Louise Esaian, chief of food services for Chicago Public Schools since 2007, and two of her staff are accused of accepting gifts to recommend and promote contracts at CPS schools. The two businesses involved are Chartwells-Thompson Hospitality and Preferred Meals Systems.
Chartwells-Thompson Hospitality launched a pilot program to provide free breakfasts to students at a single city elementary school when Ms. Esaian took over as chief. By 2011 the program had spread to 199 public schools and she urged the school board to expand it districtwide. Despite parental opposition, her recommendation was approved and the contract with Chartwells grew another $10 million.
The combined food contracts of the companies concerned run in excess of $75 million — and now the three staffers stand accused of accepting gifts worth at least $86,000.
Esaian told the inspector general that the gifts didn't influence her decisions at CPS, according to the report, which came out last week. But the appearance of conflict in such situations is inescapable, said Laurence Msall, president of the government watchdog Civic Federation.
The inspector general's report says that while the contract extensions were being considered, Esaian was being wined and dined at expensive restaurants, given NFL tickets and other âbirthday' gifts. Despite the district's ethics policy prohibiting CPS employees from accepting gifts over $50 of value from businesses that contract with the district, and Esaian acknowledging that she was aware of the policy, she doesn't believe the gifts crossed the line.
The report does not accuse the trio of criminal wrongdoing as there is no direct evidence that the companies benefited from the gifts or access, but it does call for disciplinary action and greater oversight plus controls in the future.
"Even if it only affects the appearance of the procurement, it has a corrosive impact on the public's trust and the perception of how government decisions are made," Msall said. "These ethics codes exist because too often governmental officials are confused about what is in the public's interest and what is in their private interests."

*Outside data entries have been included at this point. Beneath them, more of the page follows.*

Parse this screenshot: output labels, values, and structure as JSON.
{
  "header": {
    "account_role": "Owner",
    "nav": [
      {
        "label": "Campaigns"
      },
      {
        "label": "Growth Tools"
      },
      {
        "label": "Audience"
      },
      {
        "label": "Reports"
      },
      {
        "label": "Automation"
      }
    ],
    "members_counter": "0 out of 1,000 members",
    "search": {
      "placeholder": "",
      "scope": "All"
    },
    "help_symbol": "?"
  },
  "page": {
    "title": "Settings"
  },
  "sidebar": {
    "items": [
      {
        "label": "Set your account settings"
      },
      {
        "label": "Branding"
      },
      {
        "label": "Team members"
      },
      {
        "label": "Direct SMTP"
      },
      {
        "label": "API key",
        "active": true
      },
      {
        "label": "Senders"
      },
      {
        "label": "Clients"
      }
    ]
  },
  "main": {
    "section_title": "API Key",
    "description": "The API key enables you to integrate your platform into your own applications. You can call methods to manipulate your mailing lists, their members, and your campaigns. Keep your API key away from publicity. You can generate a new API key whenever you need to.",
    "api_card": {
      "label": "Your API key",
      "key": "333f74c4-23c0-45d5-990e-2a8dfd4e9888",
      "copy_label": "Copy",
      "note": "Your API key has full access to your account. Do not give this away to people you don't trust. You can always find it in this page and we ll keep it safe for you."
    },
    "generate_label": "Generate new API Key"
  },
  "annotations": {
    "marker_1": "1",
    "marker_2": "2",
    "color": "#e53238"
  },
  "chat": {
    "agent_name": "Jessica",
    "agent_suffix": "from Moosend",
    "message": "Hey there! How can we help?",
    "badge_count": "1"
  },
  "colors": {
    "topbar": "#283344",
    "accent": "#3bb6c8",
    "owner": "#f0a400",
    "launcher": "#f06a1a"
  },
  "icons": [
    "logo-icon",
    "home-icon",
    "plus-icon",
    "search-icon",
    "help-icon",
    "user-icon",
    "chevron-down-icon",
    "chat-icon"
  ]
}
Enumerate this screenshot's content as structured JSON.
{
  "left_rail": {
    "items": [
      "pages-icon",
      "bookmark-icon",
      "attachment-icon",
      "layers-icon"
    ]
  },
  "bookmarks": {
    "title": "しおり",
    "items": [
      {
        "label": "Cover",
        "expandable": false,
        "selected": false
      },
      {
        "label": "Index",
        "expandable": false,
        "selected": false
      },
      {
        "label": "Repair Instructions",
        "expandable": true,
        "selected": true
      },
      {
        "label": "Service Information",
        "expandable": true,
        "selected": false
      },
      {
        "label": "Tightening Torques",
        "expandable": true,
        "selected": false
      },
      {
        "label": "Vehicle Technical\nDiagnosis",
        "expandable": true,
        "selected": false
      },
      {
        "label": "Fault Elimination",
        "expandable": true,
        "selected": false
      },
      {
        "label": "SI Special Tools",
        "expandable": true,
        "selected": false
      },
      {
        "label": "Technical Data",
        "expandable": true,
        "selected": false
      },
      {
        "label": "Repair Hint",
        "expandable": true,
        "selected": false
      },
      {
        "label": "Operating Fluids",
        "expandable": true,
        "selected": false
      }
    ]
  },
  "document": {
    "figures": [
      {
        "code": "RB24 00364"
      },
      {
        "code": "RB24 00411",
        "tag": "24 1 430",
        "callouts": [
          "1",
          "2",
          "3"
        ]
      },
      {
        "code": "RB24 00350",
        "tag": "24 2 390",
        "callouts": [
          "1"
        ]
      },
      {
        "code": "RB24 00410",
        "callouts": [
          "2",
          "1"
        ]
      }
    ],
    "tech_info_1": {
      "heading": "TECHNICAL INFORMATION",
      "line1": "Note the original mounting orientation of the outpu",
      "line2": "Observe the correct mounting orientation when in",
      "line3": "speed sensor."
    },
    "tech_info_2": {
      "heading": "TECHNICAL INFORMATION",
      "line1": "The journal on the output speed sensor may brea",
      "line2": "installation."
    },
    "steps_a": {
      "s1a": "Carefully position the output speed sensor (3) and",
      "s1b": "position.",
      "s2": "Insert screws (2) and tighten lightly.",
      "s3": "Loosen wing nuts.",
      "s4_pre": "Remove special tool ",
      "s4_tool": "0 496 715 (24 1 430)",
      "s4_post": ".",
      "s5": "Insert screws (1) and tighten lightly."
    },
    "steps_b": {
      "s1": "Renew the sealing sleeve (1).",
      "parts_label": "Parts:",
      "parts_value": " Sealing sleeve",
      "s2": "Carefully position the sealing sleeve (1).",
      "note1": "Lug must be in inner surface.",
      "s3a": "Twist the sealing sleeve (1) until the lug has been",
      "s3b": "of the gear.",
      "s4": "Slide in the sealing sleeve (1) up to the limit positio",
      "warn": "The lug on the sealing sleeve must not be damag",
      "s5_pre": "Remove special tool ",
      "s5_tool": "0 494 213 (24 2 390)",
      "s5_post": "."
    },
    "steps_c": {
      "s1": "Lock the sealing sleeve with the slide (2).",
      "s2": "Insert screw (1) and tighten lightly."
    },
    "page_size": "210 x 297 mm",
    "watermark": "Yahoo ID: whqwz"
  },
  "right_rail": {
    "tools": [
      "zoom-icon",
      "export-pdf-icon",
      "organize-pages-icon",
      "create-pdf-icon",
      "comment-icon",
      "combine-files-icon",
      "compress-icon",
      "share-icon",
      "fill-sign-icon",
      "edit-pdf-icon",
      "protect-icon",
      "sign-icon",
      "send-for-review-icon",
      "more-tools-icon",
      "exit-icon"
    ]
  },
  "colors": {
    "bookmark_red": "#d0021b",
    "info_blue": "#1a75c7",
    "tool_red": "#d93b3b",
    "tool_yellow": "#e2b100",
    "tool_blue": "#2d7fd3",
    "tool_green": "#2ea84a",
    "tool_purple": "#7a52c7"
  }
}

These are not the first accusations of corruption in the Chicago Schools system, with the recent focus being on alleged nepotism by school board members.